──────── DATA FOR THIS TASK

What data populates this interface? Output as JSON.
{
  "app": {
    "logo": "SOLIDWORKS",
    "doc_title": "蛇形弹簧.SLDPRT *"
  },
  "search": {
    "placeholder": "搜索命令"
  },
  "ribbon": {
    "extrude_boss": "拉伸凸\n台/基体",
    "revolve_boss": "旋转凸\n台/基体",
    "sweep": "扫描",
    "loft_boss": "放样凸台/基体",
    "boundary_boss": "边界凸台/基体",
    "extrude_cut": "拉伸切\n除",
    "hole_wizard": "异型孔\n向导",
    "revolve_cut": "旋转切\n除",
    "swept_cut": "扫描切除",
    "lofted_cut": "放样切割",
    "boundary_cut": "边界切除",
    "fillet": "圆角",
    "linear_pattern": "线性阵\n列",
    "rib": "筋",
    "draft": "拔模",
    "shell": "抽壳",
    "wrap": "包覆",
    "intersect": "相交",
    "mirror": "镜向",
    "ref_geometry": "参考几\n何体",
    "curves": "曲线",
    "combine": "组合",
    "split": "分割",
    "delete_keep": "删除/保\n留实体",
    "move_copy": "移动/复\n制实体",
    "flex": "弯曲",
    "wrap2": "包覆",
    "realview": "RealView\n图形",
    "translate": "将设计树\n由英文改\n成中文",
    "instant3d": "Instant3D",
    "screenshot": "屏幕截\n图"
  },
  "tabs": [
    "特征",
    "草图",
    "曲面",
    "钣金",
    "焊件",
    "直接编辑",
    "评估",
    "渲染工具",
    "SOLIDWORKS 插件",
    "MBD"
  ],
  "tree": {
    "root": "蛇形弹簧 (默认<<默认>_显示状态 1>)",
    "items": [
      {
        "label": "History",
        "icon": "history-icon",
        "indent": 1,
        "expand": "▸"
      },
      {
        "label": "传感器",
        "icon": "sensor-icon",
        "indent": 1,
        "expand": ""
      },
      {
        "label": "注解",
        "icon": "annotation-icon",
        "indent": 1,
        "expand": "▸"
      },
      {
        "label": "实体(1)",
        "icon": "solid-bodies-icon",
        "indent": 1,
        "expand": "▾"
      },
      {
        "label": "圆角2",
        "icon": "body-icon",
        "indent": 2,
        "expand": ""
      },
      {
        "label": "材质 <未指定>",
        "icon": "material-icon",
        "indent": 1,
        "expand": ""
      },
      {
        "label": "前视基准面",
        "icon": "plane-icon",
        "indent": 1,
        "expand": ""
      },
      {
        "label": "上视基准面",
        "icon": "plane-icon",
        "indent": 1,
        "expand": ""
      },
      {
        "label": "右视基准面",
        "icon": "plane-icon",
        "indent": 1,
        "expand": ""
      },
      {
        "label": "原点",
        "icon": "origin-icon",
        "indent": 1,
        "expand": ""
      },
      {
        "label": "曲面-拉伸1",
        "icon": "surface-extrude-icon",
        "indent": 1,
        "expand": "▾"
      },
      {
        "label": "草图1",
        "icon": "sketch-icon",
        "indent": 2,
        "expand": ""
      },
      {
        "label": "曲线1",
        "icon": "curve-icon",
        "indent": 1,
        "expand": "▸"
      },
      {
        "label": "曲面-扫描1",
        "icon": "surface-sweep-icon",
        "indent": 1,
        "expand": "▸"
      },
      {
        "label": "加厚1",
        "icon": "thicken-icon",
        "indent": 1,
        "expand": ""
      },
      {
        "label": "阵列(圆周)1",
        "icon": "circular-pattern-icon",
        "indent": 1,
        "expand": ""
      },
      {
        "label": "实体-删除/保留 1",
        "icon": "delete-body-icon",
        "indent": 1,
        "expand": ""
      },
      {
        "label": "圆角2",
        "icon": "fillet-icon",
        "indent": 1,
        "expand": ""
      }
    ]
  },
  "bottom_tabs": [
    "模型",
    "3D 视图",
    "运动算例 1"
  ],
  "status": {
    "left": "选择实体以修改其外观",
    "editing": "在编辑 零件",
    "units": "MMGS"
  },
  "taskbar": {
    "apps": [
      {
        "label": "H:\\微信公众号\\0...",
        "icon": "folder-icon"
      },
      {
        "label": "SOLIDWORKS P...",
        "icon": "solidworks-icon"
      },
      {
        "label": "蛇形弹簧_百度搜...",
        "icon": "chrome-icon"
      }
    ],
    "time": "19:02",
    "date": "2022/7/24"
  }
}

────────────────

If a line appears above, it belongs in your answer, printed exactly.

YOUR RESPONSE
What data populates this interface? Output as JSON.
{
  "app": {
    "logo": "SOLIDWORKS",
    "doc_title": "蛇形弹簧.SLDPRT *"
  },
  "search": {
    "placeholder": "搜索命令"
  },
  "ribbon": {
    "extrude_boss": "拉伸凸\n台/基体",
    "revolve_boss": "旋转凸\n台/基体",
    "sweep": "扫描",
    "loft_boss": "放样凸台/基体",
    "boundary_boss": "边界凸台/基体",
    "extrude_cut": "拉伸切\n除",
    "hole_wizard": "异型孔\n向导",
    "revolve_cut": "旋转切\n除",
    "swept_cut": "扫描切除",
    "lofted_cut": "放样切割",
    "boundary_cut": "边界切除",
    "fillet": "圆角",
    "linear_pattern": "线性阵\n列",
    "rib": "筋",
    "draft": "拔模",
    "shell": "抽壳",
    "wrap": "包覆",
    "intersect": "相交",
    "mirror": "镜向",
    "ref_geometry": "参考几\n何体",
    "curves": "曲线",
    "combine": "组合",
    "split": "分割",
    "delete_keep": "删除/保\n留实体",
    "move_copy": "移动/复\n制实体",
    "flex": "弯曲",
    "wrap2": "包覆",
    "realview": "RealView\n图形",
    "translate": "将设计树\n由英文改\n成中文",
    "instant3d": "Instant3D",
    "screenshot": "屏幕截\n图"
  },
  "tabs": [
    "特征",
    "草图",
    "曲面",
    "钣金",
    "焊件",
    "直接编辑",
    "评估",
    "渲染工具",
    "SOLIDWORKS 插件",
    "MBD"
  ],
  "tree": {
    "root": "蛇形弹簧 (默认<<默认>_显示状态 1>)",
    "items": [
      {
        "label": "History",
        "icon": "history-icon",
        "indent": 1,
        "expand": "▸"
      },
      {
        "label": "传感器",
        "icon": "sensor-icon",
        "indent": 1,
        "expand": ""
      },
      {
        "label": "注解",
        "icon": "annotation-icon",
        "indent": 1,
        "expand": "▸"
      },
      {
        "label": "实体(1)",
        "icon": "solid-bodies-icon",
        "indent": 1,
        "expand": "▾"
      },
      {
        "label": "圆角2",
        "icon": "body-icon",
        "indent": 2,
        "expand": ""
      },
      {
        "label": "材质 <未指定>",
        "icon": "material-icon",
        "indent": 1,
        "expand": ""
      },
      {
        "label": "前视基准面",
        "icon": "plane-icon",
        "indent": 1,
        "expand": ""
      },
      {
        "label": "上视基准面",
        "icon": "plane-icon",
        "indent": 1,
        "expand": ""
      },
      {
        "label": "右视基准面",
        "icon": "plane-icon",
        "indent": 1,
        "expand": ""
      },
      {
        "label": "原点",
        "icon": "origin-icon",
        "indent": 1,
        "expand": ""
      },
      {
        "label": "曲面-拉伸1",
        "icon": "surface-extrude-icon",
        "indent": 1,
        "expand": "▾"
      },
      {
        "label": "草图1",
        "icon": "sketch-icon",
        "indent": 2,
        "expand": ""
      },
      {
        "label": "曲线1",
        "icon": "curve-icon",
        "indent": 1,
        "expand": "▸"
      },
      {
        "label": "曲面-扫描1",
        "icon": "surface-sweep-icon",
        "indent": 1,
        "expand": "▸"
      },
      {
        "label": "加厚1",
        "icon": "thicken-icon",
        "indent": 1,
        "expand": ""
      },
      {
        "label": "阵列(圆周)1",
        "icon": "circular-pattern-icon",
        "indent": 1,
        "expand": ""
      },
      {
        "label": "实体-删除/保留 1",
        "icon": "delete-body-icon",
        "indent": 1,
        "expand": ""
      },
      {
        "label": "圆角2",
        "icon": "fillet-icon",
        "indent": 1,
        "expand": ""
      }
    ]
  },
  "bottom_tabs": [
    "模型",
    "3D 视图",
    "运动算例 1"
  ],
  "status": {
    "left": "选择实体以修改其外观",
    "editing": "在编辑 零件",
    "units": "MMGS"
  },
  "taskbar": {
    "apps": [
      {
        "label": "H:\\微信公众号\\0...",
        "icon": "folder-icon"
      },
      {
        "label": "SOLIDWORKS P...",
        "icon": "solidworks-icon"
      },
      {
        "label": "蛇形弹簧_百度搜...",
        "icon": "chrome-icon"
      }
    ],
    "time": "19:02",
    "date": "2022/7/24"
  }
}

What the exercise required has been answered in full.